This morning, I set out to improve the performance of "mailman import21" command. If you have used it in the past, you will know that it is slow. Until now, I never had an idea about why? Here were my ideas:
Too many database calls and sqlite3 being the usual self
Although, I forgot that it is slow irrespective of the database
backend. Maybe we are doing way too many queries?
Too many string comparisons
We all know string comparisons are slow, but how slow could they be?
Something wasteful being done over and over again.
Here is a rough estimate of the time it takes to import mailman2.1's config.pck for two lists:
151 members: 58 seconds 1429 members: 9 minutes
This is quote slow, 9 minutes is a lot. So, I set out to do the usual python profiling using the standard library
cProfile module and only wrapped it around
mailman.utilities.importers._import_roster. That method is the slowest one since if you have run the the command, you know it takes the maximum amount of time importing the list of members.
Without even looking at the entire output, the problem was apparent and none of the ones that I guessed before:
ncalls tottime percall cumtime percall filename:lineno(function) 1 0.009 0.009 50.692 50.692 /home/maxking/Documents/mm3/core/src/mailman/utilities/importer.py:600(_import_roster) 151 0.001 0.000 45.691 0.303 /home/maxking/Documents/mm3/core/src/mailman/utilities/passwords.py:35(encrypt)
90% of the time is spent trying to encrypt user passwords, for each of the imported member.

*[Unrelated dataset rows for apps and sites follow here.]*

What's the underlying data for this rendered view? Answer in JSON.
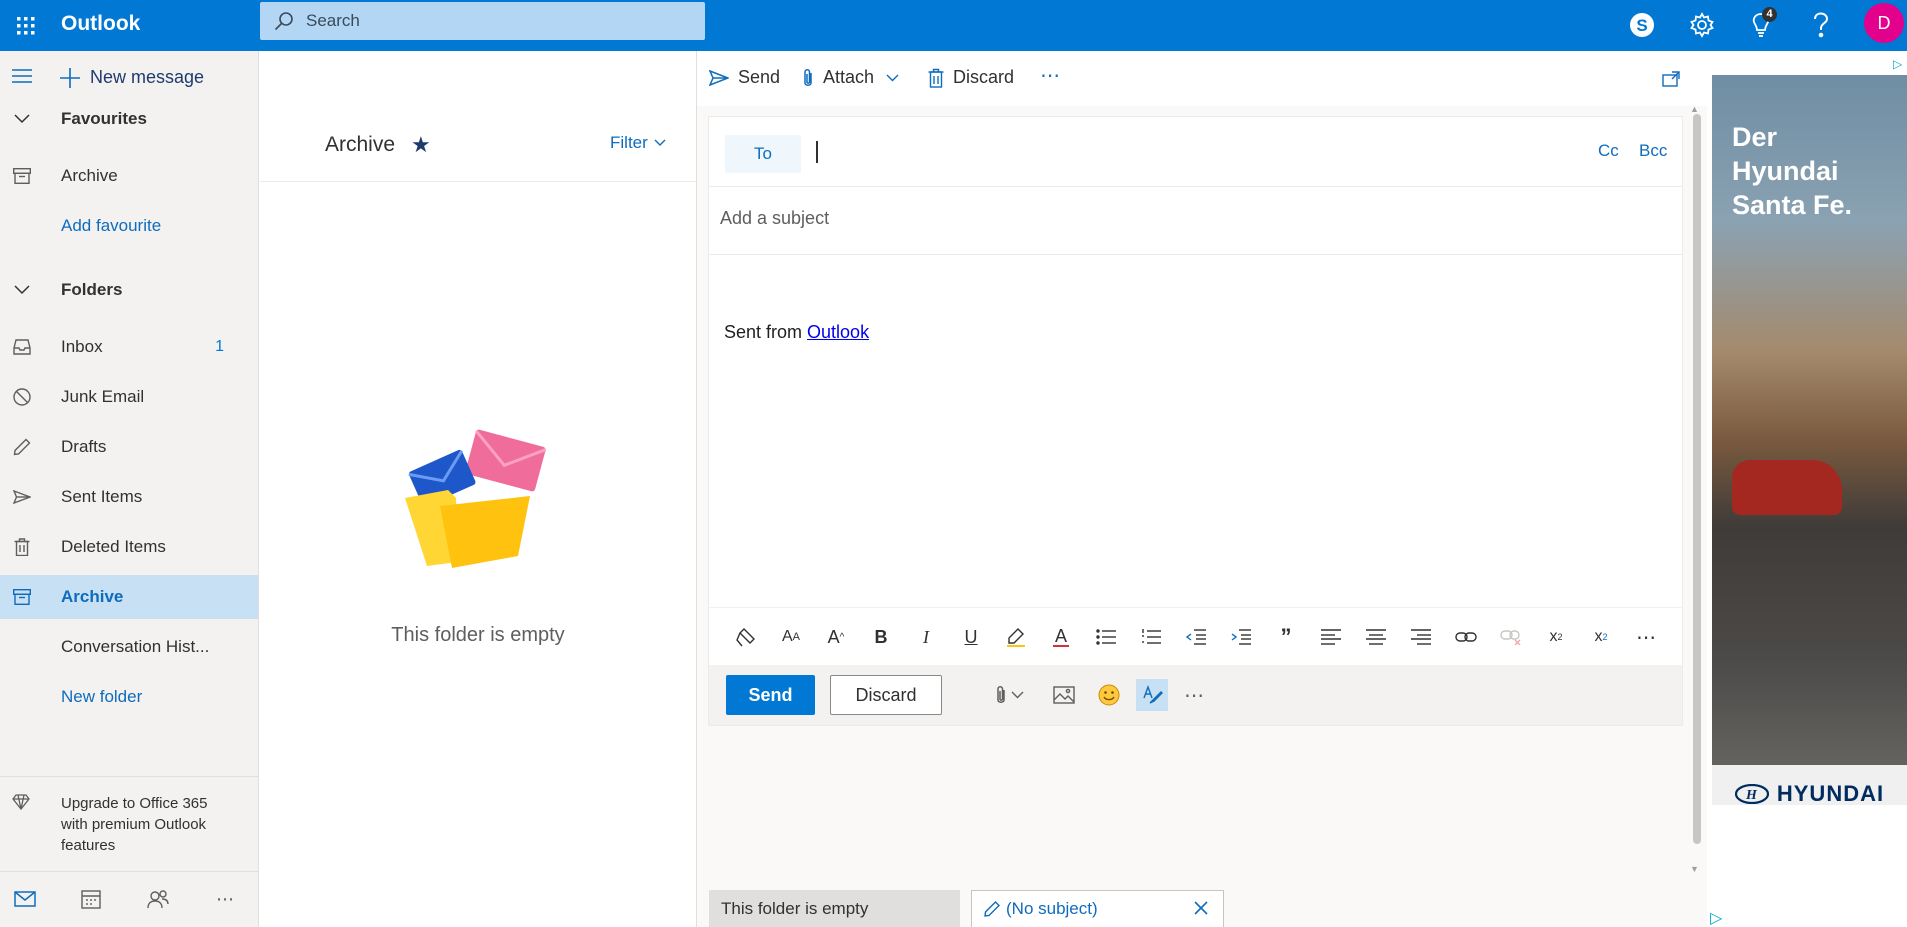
{
  "app": {
    "brand": "Outlook",
    "avatar_initial": "D",
    "notification_count": "4"
  },
  "search": {
    "placeholder": "Search"
  },
  "colors": {
    "accent": "#0078d4",
    "avatar": "#e3008c",
    "selected_bg": "#c7e0f4"
  },
  "leftnav": {
    "new_message": "New message",
    "favourites_header": "Favourites",
    "favourites": [
      {
        "label": "Archive",
        "icon": "archive-icon"
      }
    ],
    "add_favourite": "Add favourite",
    "folders_header": "Folders",
    "folders": [
      {
        "label": "Inbox",
        "icon": "inbox-icon",
        "count": "1"
      },
      {
        "label": "Junk Email",
        "icon": "block-icon"
      },
      {
        "label": "Drafts",
        "icon": "pencil-icon"
      },
      {
        "label": "Sent Items",
        "icon": "send-icon"
      },
      {
        "label": "Deleted Items",
        "icon": "trash-icon"
      },
      {
        "label": "Archive",
        "icon": "archive-icon",
        "selected": true
      },
      {
        "label": "Conversation Hist..."
      }
    ],
    "new_folder": "New folder",
    "upgrade": "Upgrade to Office 365 with premium Outlook features"
  },
  "message_list": {
    "title": "Archive",
    "filter": "Filter",
    "empty_text": "This folder is empty"
  },
  "command_bar": {
    "send": "Send",
    "attach": "Attach",
    "discard": "Discard"
  },
  "compose": {
    "to_label": "To",
    "cc": "Cc",
    "bcc": "Bcc",
    "subject_placeholder": "Add a subject",
    "body_prefix": "Sent from ",
    "body_link": "Outlook",
    "send_button": "Send",
    "discard_button": "Discard"
  },
  "bottom_tabs": [
    "This folder is empty",
    "(No subject)"
  ],
  "ad": {
    "headline_line1": "Der",
    "headline_line2": "Hyundai",
    "headline_line3": "Santa Fe.",
    "brand": "HYUNDAI"
  }
}
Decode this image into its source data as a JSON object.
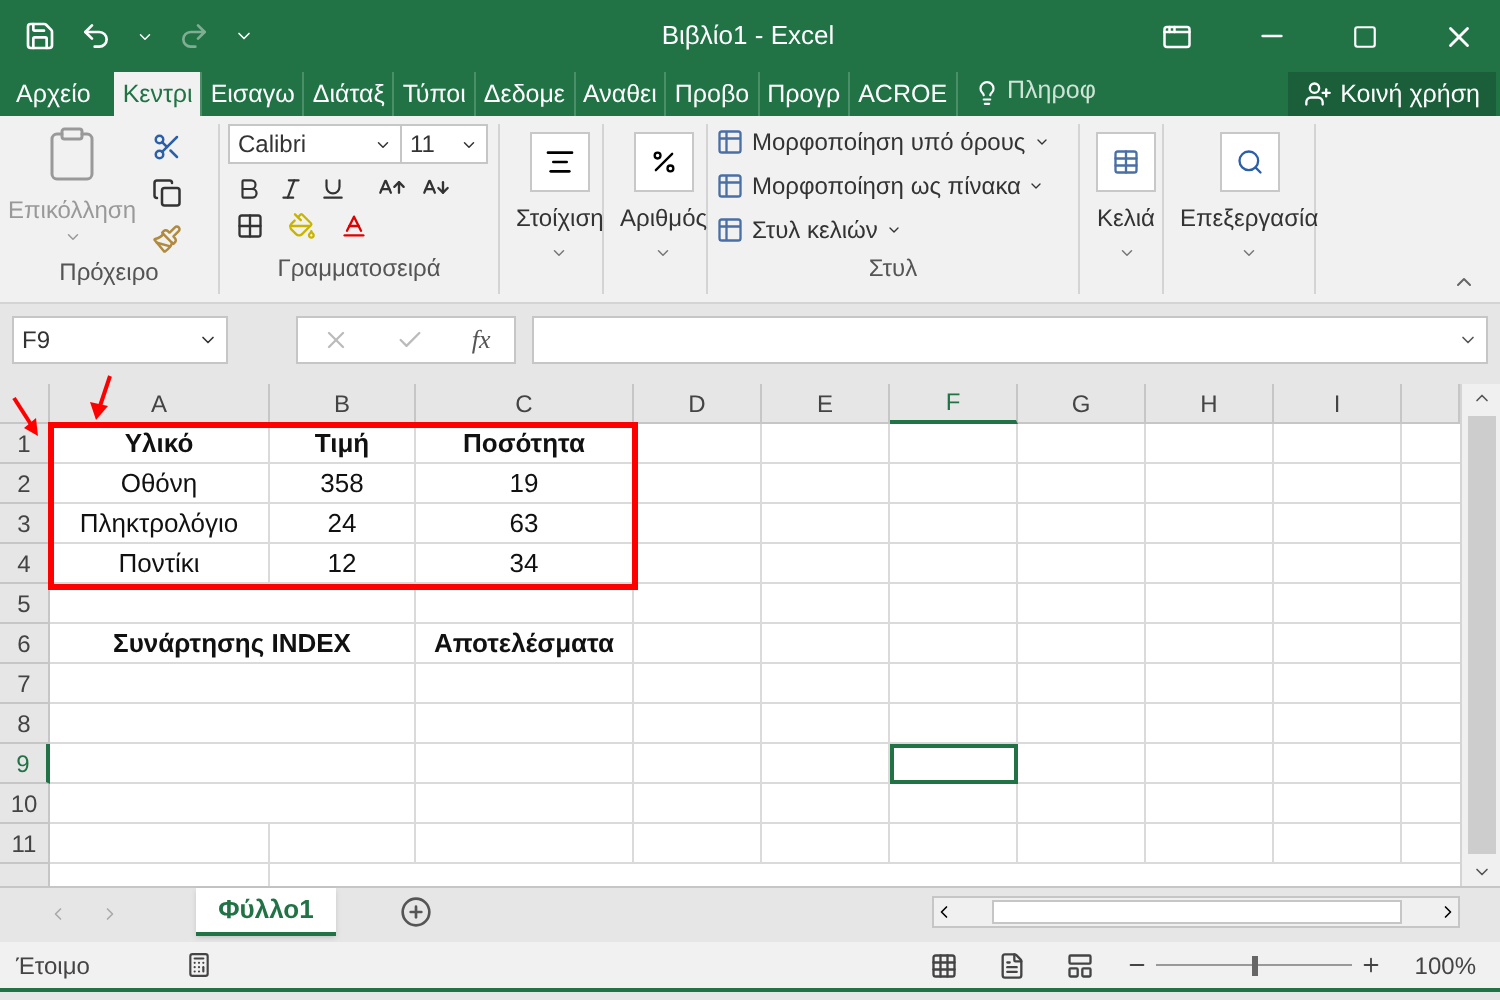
{
  "title_bar": {
    "title": "Βιβλίο1 - Excel"
  },
  "ribbon_tabs": [
    {
      "label": "Αρχείο",
      "kind": "file",
      "selected": false
    },
    {
      "label": "Κεντρι",
      "kind": "tab",
      "selected": true
    },
    {
      "label": "Εισαγω",
      "kind": "tab",
      "selected": false
    },
    {
      "label": "Διάταξ",
      "kind": "tab",
      "selected": false
    },
    {
      "label": "Τύποι",
      "kind": "tab",
      "selected": false
    },
    {
      "label": "Δεδομε",
      "kind": "tab",
      "selected": false
    },
    {
      "label": "Αναθει",
      "kind": "tab",
      "selected": false
    },
    {
      "label": "Προβο",
      "kind": "tab",
      "selected": false
    },
    {
      "label": "Προγρ",
      "kind": "tab",
      "selected": false
    },
    {
      "label": "ACROE",
      "kind": "tab",
      "selected": false
    }
  ],
  "tell_me": "Πληροφ",
  "share": "Κοινή χρήση",
  "clipboard": {
    "paste": "Επικόλληση",
    "paste_disabled": true,
    "label": "Πρόχειρο"
  },
  "font": {
    "name": "Calibri",
    "size": "11",
    "label": "Γραμματοσειρά"
  },
  "alignment": {
    "label": "Στοίχιση"
  },
  "number": {
    "label": "Αριθμός"
  },
  "styles": {
    "items": [
      "Μορφοποίηση υπό όρους",
      "Μορφοποίηση ως πίνακα",
      "Στυλ κελιών"
    ],
    "label": "Στυλ"
  },
  "cells": {
    "label": "Κελιά"
  },
  "editing": {
    "label": "Επεξεργασία"
  },
  "name_box": "F9",
  "function_label": "fx",
  "columns": [
    {
      "label": "A",
      "selected": false
    },
    {
      "label": "B",
      "selected": false
    },
    {
      "label": "C",
      "selected": false
    },
    {
      "label": "D",
      "selected": false
    },
    {
      "label": "E",
      "selected": false
    },
    {
      "label": "F",
      "selected": true
    },
    {
      "label": "G",
      "selected": false
    },
    {
      "label": "H",
      "selected": false
    },
    {
      "label": "I",
      "selected": false
    }
  ],
  "rows": [
    {
      "label": "1",
      "selected": false,
      "merged": false,
      "cells": [
        {
          "text": "Υλικό",
          "bold": true
        },
        {
          "text": "Τιμή",
          "bold": true
        },
        {
          "text": "Ποσότητα",
          "bold": true
        }
      ]
    },
    {
      "label": "2",
      "selected": false,
      "merged": false,
      "cells": [
        {
          "text": "Οθόνη",
          "bold": false
        },
        {
          "text": "358",
          "bold": false
        },
        {
          "text": "19",
          "bold": false
        }
      ]
    },
    {
      "label": "3",
      "selected": false,
      "merged": false,
      "cells": [
        {
          "text": "Πληκτρολόγιο",
          "bold": false
        },
        {
          "text": "24",
          "bold": false
        },
        {
          "text": "63",
          "bold": false
        }
      ]
    },
    {
      "label": "4",
      "selected": false,
      "merged": false,
      "cells": [
        {
          "text": "Ποντίκι",
          "bold": false
        },
        {
          "text": "12",
          "bold": false
        },
        {
          "text": "34",
          "bold": false
        }
      ]
    },
    {
      "label": "5",
      "selected": false,
      "merged": true
    },
    {
      "label": "6",
      "selected": false,
      "merged": true,
      "cells": [
        {
          "text": "Συνάρτησης INDEX",
          "bold": true
        },
        {
          "text": "Αποτελέσματα",
          "bold": true
        }
      ]
    },
    {
      "label": "7",
      "selected": false,
      "merged": true
    },
    {
      "label": "8",
      "selected": false,
      "merged": true
    },
    {
      "label": "9",
      "selected": true,
      "merged": true
    },
    {
      "label": "10",
      "selected": false,
      "merged": true
    },
    {
      "label": "11",
      "selected": false,
      "merged": false
    }
  ],
  "zoom_slider": {
    "level": 0.5
  },
  "sheet_tabs": [
    {
      "label": "Φύλλο1",
      "selected": true
    }
  ],
  "status": "Έτοιμο",
  "zoom": "100%"
}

Well, duh, encryption is an expensive operation and when you do that once per-imported member, it is definitely going to be slow.
Mailman 3 uses passlib for crypto and so I set out to figure out if there is a hashing algorithm which can do this much faster and perhaps has a C library wrapper that we can use to speed things up. I settled on argon2 cipher with a supporting library argon2_cffi. Then I changed the config and tried the imports again:
151 members: 15.884 seconds 1429 memebrs: 2minutes 29 seconds
That was a significant improvement over the previous numbers.
Although, another interesting fact is the user passwords are kind of useless in Mailman 3. In Mailman 2 you had to setup a password or one was auto-generated for you per-list and you needed that to login to the web ui. However, in Mailman 3, the passwords (in Core's database) aren't used for logging in since Web Frontend stores the authentication tokens (social auth or passwords). In fact, the users who sign up first time on Mailman 3 probably don't ever have a password set in Mailman Core's database.
So, I commented out the code that actually imports the password(src/mailman/utilities/importer.py#L663-664) and the import speed improved even more, obviously:
151 members: 4 seconds 1429 members: 57 seconds
I am hoping that I can commit the change with the commented out code, unless I am reminded of a use for the passwords in Core's database. Then, it might be a bit more of work trying to figure out another way to improve the speed.
Thanks for reading up!